### [What is needed]
Please report how many lines in the records below contain "label". Reply with the number alone.

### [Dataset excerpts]
□ □ □
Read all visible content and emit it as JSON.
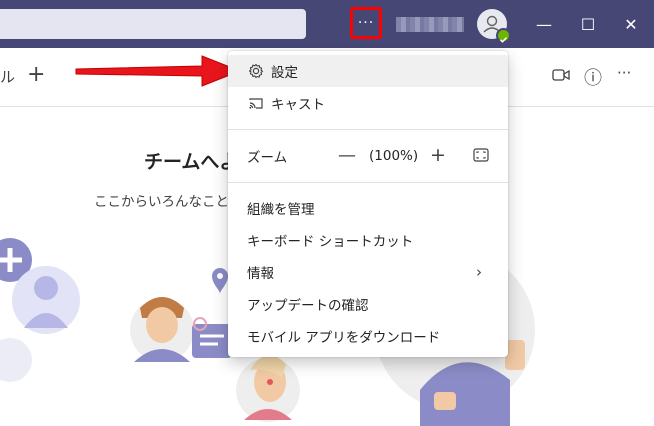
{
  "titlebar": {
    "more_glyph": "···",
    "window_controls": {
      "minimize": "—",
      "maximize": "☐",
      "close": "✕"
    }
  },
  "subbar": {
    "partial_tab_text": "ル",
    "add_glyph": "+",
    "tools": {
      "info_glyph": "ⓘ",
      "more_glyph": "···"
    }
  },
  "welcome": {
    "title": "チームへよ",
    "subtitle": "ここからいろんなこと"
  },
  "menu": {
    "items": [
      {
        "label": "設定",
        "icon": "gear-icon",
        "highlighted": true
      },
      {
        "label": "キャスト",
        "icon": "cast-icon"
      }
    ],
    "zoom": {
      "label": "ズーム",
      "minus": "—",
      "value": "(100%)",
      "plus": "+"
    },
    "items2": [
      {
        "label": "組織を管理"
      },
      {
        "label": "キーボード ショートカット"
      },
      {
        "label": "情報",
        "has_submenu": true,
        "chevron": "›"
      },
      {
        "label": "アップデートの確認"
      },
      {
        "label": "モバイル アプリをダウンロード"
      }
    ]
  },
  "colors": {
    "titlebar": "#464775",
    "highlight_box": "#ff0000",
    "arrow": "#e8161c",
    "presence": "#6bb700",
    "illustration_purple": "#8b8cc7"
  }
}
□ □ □
### [Exercise response]
8